After arriving in Denver and watching the plains gradually rise into the Sangre de Cristo Mountains on our six-hour drive south we finally arrived in Angel Fire, NM. With not much but a ski area and a few small restaurants, the whole town of Angel Fire buzzed with anticipation as the horde of mountain bikers descended. After hurriedly building our bikes in the parking lot and checking into our room, we headed out to the course to get our pre-ride in. The course, with a start elevation of 8,500’, began immediately with a lung-popping 1000’ climb up the ski resort. Talk about a warm-up. It being a pre-ride, we took it really easy, but knew just how exquisitely painful it would be the following morning. After a technical singletrack section through a volcanic rock garden, the climb finally turned downward for the gloriously buff, bermed and curvy descent. As I floated down that flowy singletrack that first day and even lap after lap during the XC race, I found it impossible to wipe that perma-grin off my face.

Ok, maybe not impossible. On the starting gun the following morning, I could feel the thin, dusty, and dry mountain air searing my lungs as I fought to stay with the pack on the steep doubletrack that started the course. Narrowly avoiding a crash on the dusty off-camber first corner, I stuck with the bunch and made a few passes until it began to string out and settle down. On the second lap, Luke joined me, and we continued to catch a few riders off the back. As the DI leaders zipped by, we figured we’d also soon be lapped by the DII leaders. Considering how tough that climb was, this wouldn’t have been the most terrible thing – it would have meant only three, not four laps. As we crossed the line of our third lap, the race director urged us on – we hadn’t been lapped! Proud of this accomplishment, yet somewhat apprehending of the riding the climb once more we pushed on – only to hear the DII leader cross the line 100 meters behind us. We enjoyed our final lap (especially the descent), even considering crossing the finish at the same time Lemond-Hinault style. Laura put in a great performance in the DII women’s race. Building on her road experience, she powered up the climb time after time to put in a 7th place finish.
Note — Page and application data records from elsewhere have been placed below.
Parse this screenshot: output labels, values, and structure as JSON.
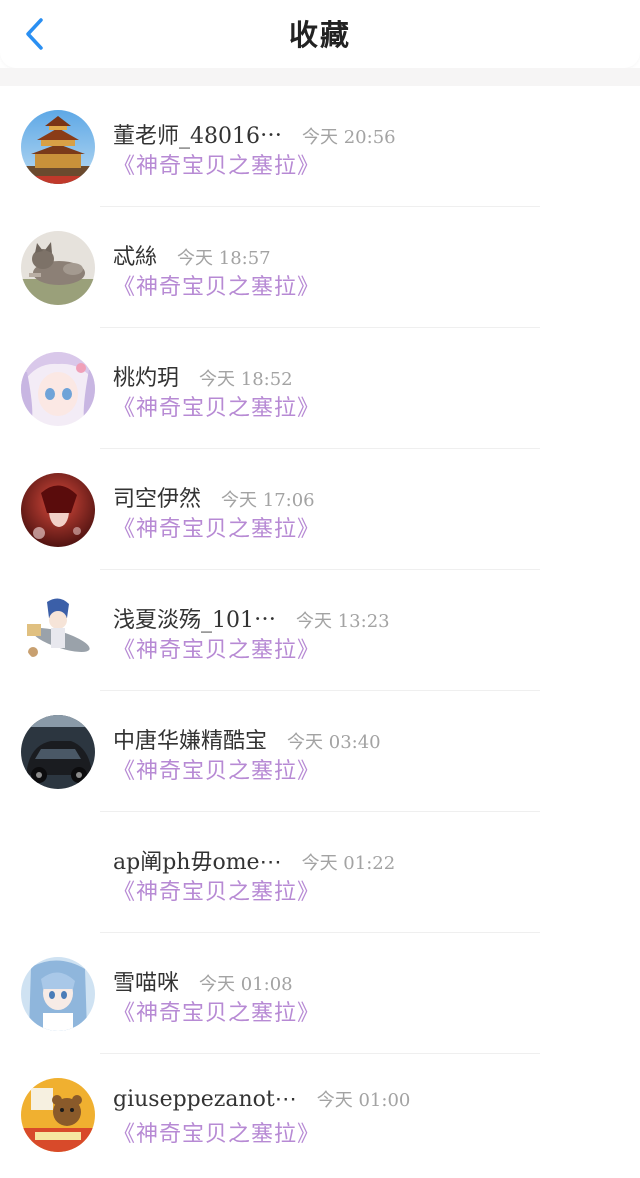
{
  "header": {
    "title": "收藏",
    "back_icon": "chevron-left-icon",
    "accent_color": "#2a8ff2"
  },
  "items": [
    {
      "name": "董老师_48016⋯",
      "time": "今天 20:56",
      "book": "《神奇宝贝之塞拉》",
      "avatar": "tower"
    },
    {
      "name": "忒絲",
      "time": "今天 18:57",
      "book": "《神奇宝贝之塞拉》",
      "avatar": "cat"
    },
    {
      "name": "桃灼玥",
      "time": "今天 18:52",
      "book": "《神奇宝贝之塞拉》",
      "avatar": "anime-girl"
    },
    {
      "name": "司空伊然",
      "time": "今天 17:06",
      "book": "《神奇宝贝之塞拉》",
      "avatar": "red"
    },
    {
      "name": "浅夏淡殇_101⋯",
      "time": "今天 13:23",
      "book": "《神奇宝贝之塞拉》",
      "avatar": "fish-boy"
    },
    {
      "name": "中唐华嫌精酷宝",
      "time": "今天 03:40",
      "book": "《神奇宝贝之塞拉》",
      "avatar": "car"
    },
    {
      "name": "ap阐ph毋ome⋯",
      "time": "今天 01:22",
      "book": "《神奇宝贝之塞拉》",
      "avatar": "none"
    },
    {
      "name": "雪喵咪",
      "time": "今天 01:08",
      "book": "《神奇宝贝之塞拉》",
      "avatar": "blue-girl"
    },
    {
      "name": "giuseppezanot⋯",
      "time": "今天 01:00",
      "book": "《神奇宝贝之塞拉》",
      "avatar": "bear"
    }
  ],
  "colors": {
    "book_link": "#b78ad4",
    "time": "#a3a3a3",
    "name": "#333333"
  }
}
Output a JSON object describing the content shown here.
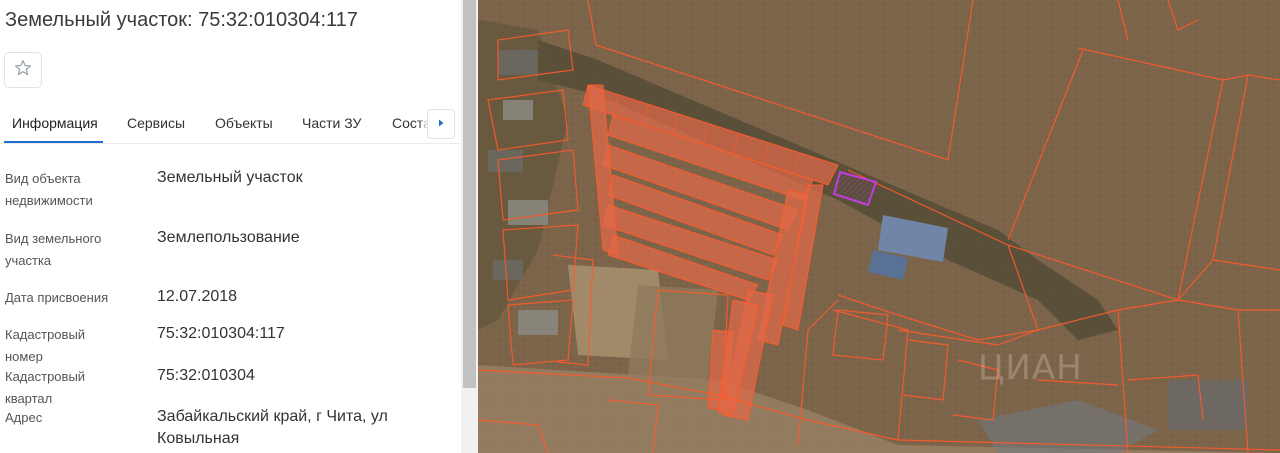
{
  "title": "Земельный участок: 75:32:010304:117",
  "favorite": {
    "icon": "star-outline-icon"
  },
  "tabs": [
    {
      "label": "Информация",
      "active": true
    },
    {
      "label": "Сервисы",
      "active": false
    },
    {
      "label": "Объекты",
      "active": false
    },
    {
      "label": "Части ЗУ",
      "active": false
    },
    {
      "label": "Состав",
      "active": false
    }
  ],
  "tabs_next_icon": "chevron-right-icon",
  "info": [
    {
      "label": "Вид объекта недвижимости",
      "value": "Земельный участок"
    },
    {
      "label": "Вид земельного участка",
      "value": "Землепользование"
    },
    {
      "label": "Дата присвоения",
      "value": "12.07.2018"
    },
    {
      "label": "Кадастровый номер",
      "value": "75:32:010304:117"
    },
    {
      "label": "Кадастровый квартал",
      "value": "75:32:010304"
    },
    {
      "label": "Адрес",
      "value": "Забайкальский край, г Чита, ул Ковыльная"
    }
  ],
  "map": {
    "watermark": "ЦИАН",
    "parcel_border_color": "#ff5a2a",
    "selected_parcel_color": "#c23ce0",
    "garage_fill_color": "#e0694a"
  },
  "colors": {
    "accent": "#1f6fd1"
  }
}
The following day’s short track proved no less trying. Each lap included eighty feet of climbing, which doesn’t sound like too much but proved extraordinarily painful every time. That, in combination with a fast but dusty descent and an off-camber gravelly turn made for an interesting but short race. Luke improved on his performance, placing 39th, as did Laura, who made 5th!

After such a great racing experience, we couldn’t resist the urge to go for a fun victory ride. Turns out we were but miles from the best mountain bike trail in New Mexico – the South Boundary Trail – which connects Angel Fire to Taos, NM. Generally, it’s done as a one-way, mostly downhill ride, but we didn’t have quite enough time to arrange for a shuttle. Instead, we drove our rented minivan 7 miles up a rough dirt road to intersect the trail at the Heaven on Earth section. After some confused navigation and interesting interactions with the locals, we finally found the trail and got riding. The Heaven on Earth absolutely lived up to its name: gradual, smooth downhill through groves of quaking aspen led us up a gentle climb to the top of Osha Peak with beautiful vistas of the surrounding mountains around every corner. After a snack and a nature-appreciation break, we barreled back down Osha Peak, the flowing turns through the aspen like a dream. Eventually, the sun setting, we arrived back at the car just in time to drive back to Denver for our flight the following morning.
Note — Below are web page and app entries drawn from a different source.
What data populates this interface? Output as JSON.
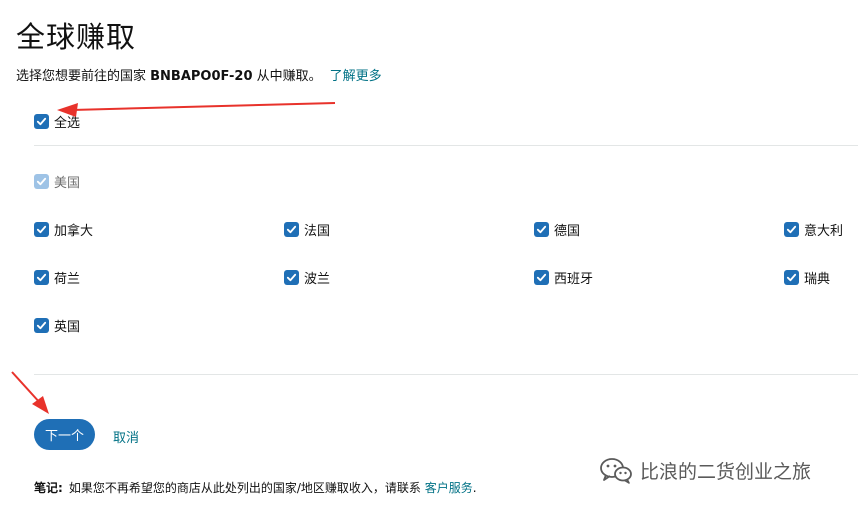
{
  "page": {
    "title": "全球赚取",
    "subtitle_prefix": "选择您想要前往的国家 ",
    "subtitle_code": "BNBAPO0F-20",
    "subtitle_suffix": " 从中赚取。",
    "learn_more": "了解更多"
  },
  "select_all": {
    "label": "全选",
    "checked": true
  },
  "home_country": {
    "label": "美国",
    "checked": true,
    "disabled": true
  },
  "countries": [
    {
      "label": "加拿大",
      "checked": true
    },
    {
      "label": "法国",
      "checked": true
    },
    {
      "label": "德国",
      "checked": true
    },
    {
      "label": "意大利",
      "checked": true
    },
    {
      "label": "荷兰",
      "checked": true
    },
    {
      "label": "波兰",
      "checked": true
    },
    {
      "label": "西班牙",
      "checked": true
    },
    {
      "label": "瑞典",
      "checked": true
    },
    {
      "label": "英国",
      "checked": true
    }
  ],
  "actions": {
    "next": "下一个",
    "cancel": "取消"
  },
  "note": {
    "label": "笔记:",
    "text": "如果您不再希望您的商店从此处列出的国家/地区赚取收入，请联系 ",
    "link": "客户服务",
    "end": "."
  },
  "watermark": {
    "text": "比浪的二货创业之旅",
    "icon": "wechat-icon"
  },
  "colors": {
    "accent": "#1f6fb6",
    "link": "#007185",
    "annotation_arrow": "#e8322b"
  }
}
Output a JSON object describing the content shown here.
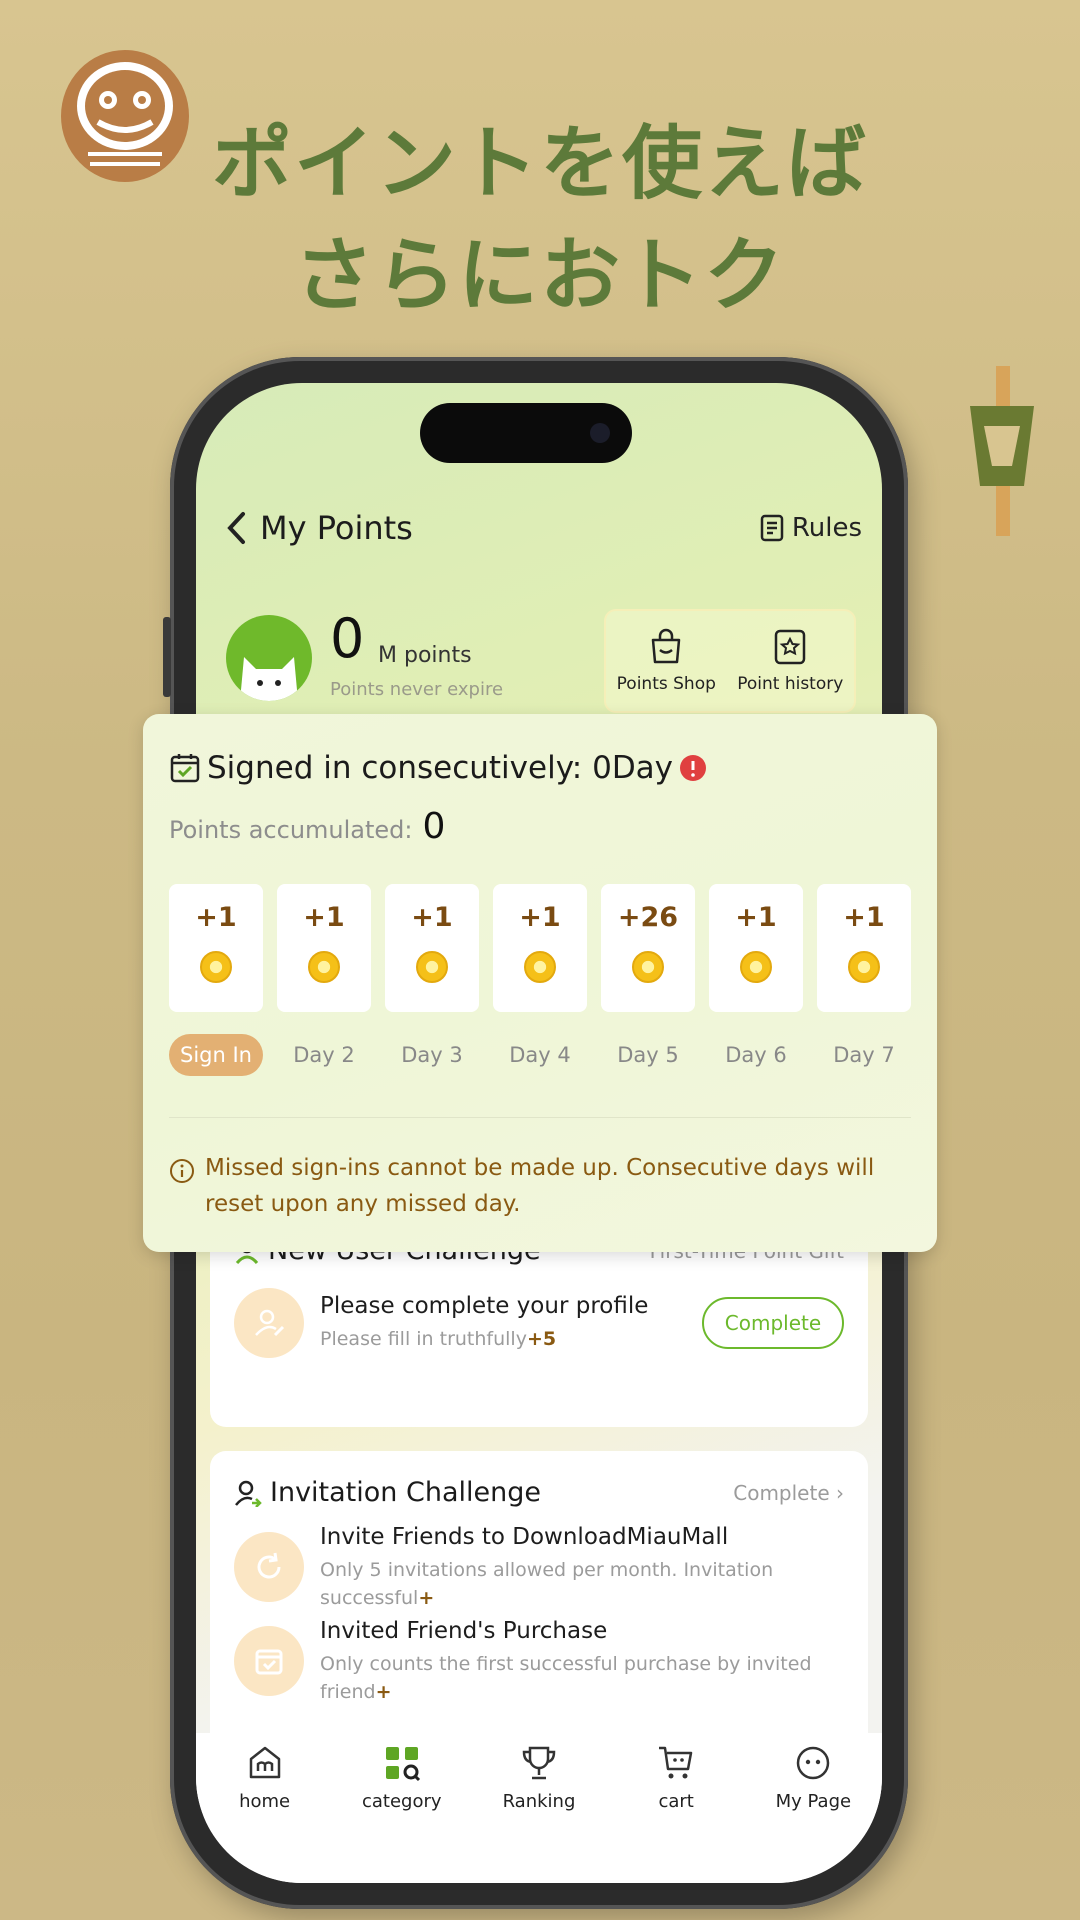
{
  "headline": {
    "line1": "ポイントを使えば",
    "line2": "さらにおトク"
  },
  "nav": {
    "back_icon": "chevron-left-icon",
    "title": "My Points",
    "rules_icon": "document-icon",
    "rules_label": "Rules"
  },
  "account": {
    "points": "0",
    "unit": "M points",
    "subtitle": "Points never expire",
    "shop_label": "Points Shop",
    "history_label": "Point history"
  },
  "signin": {
    "title": "Signed in consecutively: 0Day",
    "accumulated_label": "Points accumulated:",
    "accumulated_value": "0",
    "days": [
      {
        "reward": "+1",
        "label": "Sign In"
      },
      {
        "reward": "+1",
        "label": "Day 2"
      },
      {
        "reward": "+1",
        "label": "Day 3"
      },
      {
        "reward": "+1",
        "label": "Day 4"
      },
      {
        "reward": "+26",
        "label": "Day 5"
      },
      {
        "reward": "+1",
        "label": "Day 6"
      },
      {
        "reward": "+1",
        "label": "Day 7"
      }
    ],
    "note": "Missed sign-ins cannot be made up. Consecutive days will reset upon any missed day."
  },
  "new_user": {
    "title": "New User Challenge",
    "right": "First-Time Point Gift",
    "task_title": "Please complete your profile",
    "task_desc": "Please fill in truthfully",
    "task_bonus": "+5",
    "button": "Complete"
  },
  "invitation": {
    "title": "Invitation Challenge",
    "right": "Complete",
    "task1_title": "Invite Friends to DownloadMiauMall",
    "task1_desc": "Only 5 invitations allowed per month. Invitation successful",
    "task1_bonus": "+",
    "task2_title": "Invited Friend's Purchase",
    "task2_desc": "Only counts the first successful purchase by invited friend",
    "task2_bonus": "+"
  },
  "tabs": [
    {
      "label": "home",
      "icon": "home-icon"
    },
    {
      "label": "category",
      "icon": "grid-icon"
    },
    {
      "label": "Ranking",
      "icon": "trophy-icon"
    },
    {
      "label": "cart",
      "icon": "cart-icon"
    },
    {
      "label": "My Page",
      "icon": "face-icon"
    }
  ],
  "colors": {
    "brand_green": "#6cb92c",
    "headline_green": "#5d7a3a",
    "accent_orange": "#e3b073",
    "note_brown": "#8a5a12",
    "background_tan": "#ccb984"
  }
}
Thanks to everybody at MIT Cycling for the opportunity to race at Nats! I’m excited for an even better performance next year.

See y’all out on the dirt soon!
-Ben Eck